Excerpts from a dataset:

⁂

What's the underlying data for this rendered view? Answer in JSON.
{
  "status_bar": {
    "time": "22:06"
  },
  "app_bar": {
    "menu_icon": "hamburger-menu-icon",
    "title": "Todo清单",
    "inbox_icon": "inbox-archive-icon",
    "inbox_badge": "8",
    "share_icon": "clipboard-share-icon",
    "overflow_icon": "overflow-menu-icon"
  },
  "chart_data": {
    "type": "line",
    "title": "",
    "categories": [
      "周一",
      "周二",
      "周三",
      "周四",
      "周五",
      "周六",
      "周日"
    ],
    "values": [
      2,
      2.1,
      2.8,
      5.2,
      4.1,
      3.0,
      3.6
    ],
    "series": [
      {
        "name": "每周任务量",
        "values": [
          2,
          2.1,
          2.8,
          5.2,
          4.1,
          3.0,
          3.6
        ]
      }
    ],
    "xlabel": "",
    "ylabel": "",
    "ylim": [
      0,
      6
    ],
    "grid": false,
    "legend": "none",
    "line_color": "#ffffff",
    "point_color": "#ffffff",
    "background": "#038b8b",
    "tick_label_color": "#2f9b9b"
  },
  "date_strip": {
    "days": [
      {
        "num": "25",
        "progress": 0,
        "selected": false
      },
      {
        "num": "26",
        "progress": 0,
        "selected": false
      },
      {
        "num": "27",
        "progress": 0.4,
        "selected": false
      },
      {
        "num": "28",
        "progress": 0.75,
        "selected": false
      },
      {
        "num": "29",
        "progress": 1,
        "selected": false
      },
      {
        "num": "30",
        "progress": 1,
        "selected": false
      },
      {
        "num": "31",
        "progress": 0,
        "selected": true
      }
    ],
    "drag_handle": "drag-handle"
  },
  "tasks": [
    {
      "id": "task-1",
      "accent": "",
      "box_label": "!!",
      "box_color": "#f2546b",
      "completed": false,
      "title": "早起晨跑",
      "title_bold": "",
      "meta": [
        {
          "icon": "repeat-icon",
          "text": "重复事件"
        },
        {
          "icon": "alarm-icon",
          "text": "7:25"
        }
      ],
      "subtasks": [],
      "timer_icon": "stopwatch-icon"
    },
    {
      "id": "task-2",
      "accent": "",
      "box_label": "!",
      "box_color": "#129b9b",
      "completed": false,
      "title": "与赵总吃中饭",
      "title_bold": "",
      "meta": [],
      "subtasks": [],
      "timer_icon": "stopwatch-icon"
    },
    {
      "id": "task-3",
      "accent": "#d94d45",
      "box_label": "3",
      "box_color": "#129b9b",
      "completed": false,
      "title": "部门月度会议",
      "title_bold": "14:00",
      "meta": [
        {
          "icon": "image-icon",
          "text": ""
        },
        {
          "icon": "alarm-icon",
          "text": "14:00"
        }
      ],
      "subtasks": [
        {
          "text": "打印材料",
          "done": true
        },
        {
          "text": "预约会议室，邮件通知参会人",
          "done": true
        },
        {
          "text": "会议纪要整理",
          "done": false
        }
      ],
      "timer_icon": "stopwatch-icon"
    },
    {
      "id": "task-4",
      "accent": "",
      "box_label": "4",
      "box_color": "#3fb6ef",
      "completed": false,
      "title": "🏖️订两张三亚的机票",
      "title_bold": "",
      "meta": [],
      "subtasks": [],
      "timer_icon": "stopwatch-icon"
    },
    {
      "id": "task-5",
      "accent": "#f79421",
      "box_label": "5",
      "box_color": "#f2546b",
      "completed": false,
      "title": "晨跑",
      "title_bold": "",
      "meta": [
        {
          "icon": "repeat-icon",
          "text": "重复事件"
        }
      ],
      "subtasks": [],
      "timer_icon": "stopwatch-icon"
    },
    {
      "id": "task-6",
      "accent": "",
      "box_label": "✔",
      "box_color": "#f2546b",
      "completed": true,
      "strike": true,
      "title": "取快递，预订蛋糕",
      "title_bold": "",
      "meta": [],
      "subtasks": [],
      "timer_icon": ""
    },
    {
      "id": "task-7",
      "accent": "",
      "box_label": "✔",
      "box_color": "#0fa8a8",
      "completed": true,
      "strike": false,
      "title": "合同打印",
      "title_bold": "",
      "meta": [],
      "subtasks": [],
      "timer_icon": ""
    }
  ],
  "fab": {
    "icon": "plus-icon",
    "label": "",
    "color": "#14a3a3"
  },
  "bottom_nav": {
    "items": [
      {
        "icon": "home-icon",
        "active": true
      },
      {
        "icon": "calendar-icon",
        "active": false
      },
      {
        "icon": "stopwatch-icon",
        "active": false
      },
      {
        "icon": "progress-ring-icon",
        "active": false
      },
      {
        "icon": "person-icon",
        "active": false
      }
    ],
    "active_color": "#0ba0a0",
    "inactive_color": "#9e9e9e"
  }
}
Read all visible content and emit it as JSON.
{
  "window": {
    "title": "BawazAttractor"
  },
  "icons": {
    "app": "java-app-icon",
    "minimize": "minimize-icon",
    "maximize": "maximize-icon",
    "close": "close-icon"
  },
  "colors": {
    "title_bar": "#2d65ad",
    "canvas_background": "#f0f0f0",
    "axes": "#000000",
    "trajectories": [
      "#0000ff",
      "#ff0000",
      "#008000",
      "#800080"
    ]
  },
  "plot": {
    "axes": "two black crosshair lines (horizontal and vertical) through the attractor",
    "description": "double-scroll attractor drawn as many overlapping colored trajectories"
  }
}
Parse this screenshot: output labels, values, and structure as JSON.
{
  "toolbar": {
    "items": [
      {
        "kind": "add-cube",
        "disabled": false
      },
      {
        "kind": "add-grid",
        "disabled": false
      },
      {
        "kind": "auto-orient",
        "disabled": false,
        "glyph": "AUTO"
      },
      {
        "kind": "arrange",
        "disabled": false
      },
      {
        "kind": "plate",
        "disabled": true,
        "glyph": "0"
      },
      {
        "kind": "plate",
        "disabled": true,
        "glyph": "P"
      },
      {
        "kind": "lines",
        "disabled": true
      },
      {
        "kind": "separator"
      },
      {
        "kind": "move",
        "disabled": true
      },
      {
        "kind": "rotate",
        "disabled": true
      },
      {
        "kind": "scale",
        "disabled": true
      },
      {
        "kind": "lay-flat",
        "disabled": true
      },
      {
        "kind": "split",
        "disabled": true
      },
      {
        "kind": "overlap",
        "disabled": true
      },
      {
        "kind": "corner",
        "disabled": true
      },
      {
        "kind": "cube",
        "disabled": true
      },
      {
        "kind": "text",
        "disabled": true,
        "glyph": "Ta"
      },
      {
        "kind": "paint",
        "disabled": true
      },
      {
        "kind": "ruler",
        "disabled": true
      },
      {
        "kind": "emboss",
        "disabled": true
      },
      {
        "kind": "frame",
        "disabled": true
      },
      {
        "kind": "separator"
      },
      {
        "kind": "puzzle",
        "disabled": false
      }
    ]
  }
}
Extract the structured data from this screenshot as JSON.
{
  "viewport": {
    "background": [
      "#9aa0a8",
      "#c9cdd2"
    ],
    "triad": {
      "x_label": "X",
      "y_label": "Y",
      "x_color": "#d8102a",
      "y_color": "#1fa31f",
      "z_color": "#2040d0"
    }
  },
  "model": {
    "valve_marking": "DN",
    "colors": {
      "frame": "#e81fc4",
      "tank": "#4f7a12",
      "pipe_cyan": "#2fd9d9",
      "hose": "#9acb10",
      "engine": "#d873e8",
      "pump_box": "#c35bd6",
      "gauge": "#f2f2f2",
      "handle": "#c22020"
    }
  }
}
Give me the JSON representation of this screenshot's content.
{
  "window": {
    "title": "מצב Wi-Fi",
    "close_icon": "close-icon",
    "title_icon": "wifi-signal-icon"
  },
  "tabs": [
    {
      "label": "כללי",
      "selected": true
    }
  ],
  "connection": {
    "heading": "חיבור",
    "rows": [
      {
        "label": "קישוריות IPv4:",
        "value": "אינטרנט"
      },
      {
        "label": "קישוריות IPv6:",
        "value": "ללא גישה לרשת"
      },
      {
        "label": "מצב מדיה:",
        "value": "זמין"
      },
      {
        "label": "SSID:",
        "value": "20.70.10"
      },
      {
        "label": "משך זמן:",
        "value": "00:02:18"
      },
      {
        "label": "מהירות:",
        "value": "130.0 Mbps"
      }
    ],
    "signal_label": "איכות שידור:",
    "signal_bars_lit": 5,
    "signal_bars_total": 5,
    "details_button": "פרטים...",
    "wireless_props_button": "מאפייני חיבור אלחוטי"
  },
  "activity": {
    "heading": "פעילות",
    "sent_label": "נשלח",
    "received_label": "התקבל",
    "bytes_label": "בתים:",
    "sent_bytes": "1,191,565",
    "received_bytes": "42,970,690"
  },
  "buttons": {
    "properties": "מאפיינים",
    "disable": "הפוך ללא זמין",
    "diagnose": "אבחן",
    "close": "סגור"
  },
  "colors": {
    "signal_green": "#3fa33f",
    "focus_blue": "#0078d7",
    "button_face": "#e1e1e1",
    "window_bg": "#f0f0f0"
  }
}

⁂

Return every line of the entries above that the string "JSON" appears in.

What's the underlying data for this rendered view? Answer in JSON.
Read all visible content and emit it as JSON.
Parse this screenshot: output labels, values, and structure as JSON.
Extract the structured data from this screenshot as JSON.
Give me the JSON representation of this screenshot's content.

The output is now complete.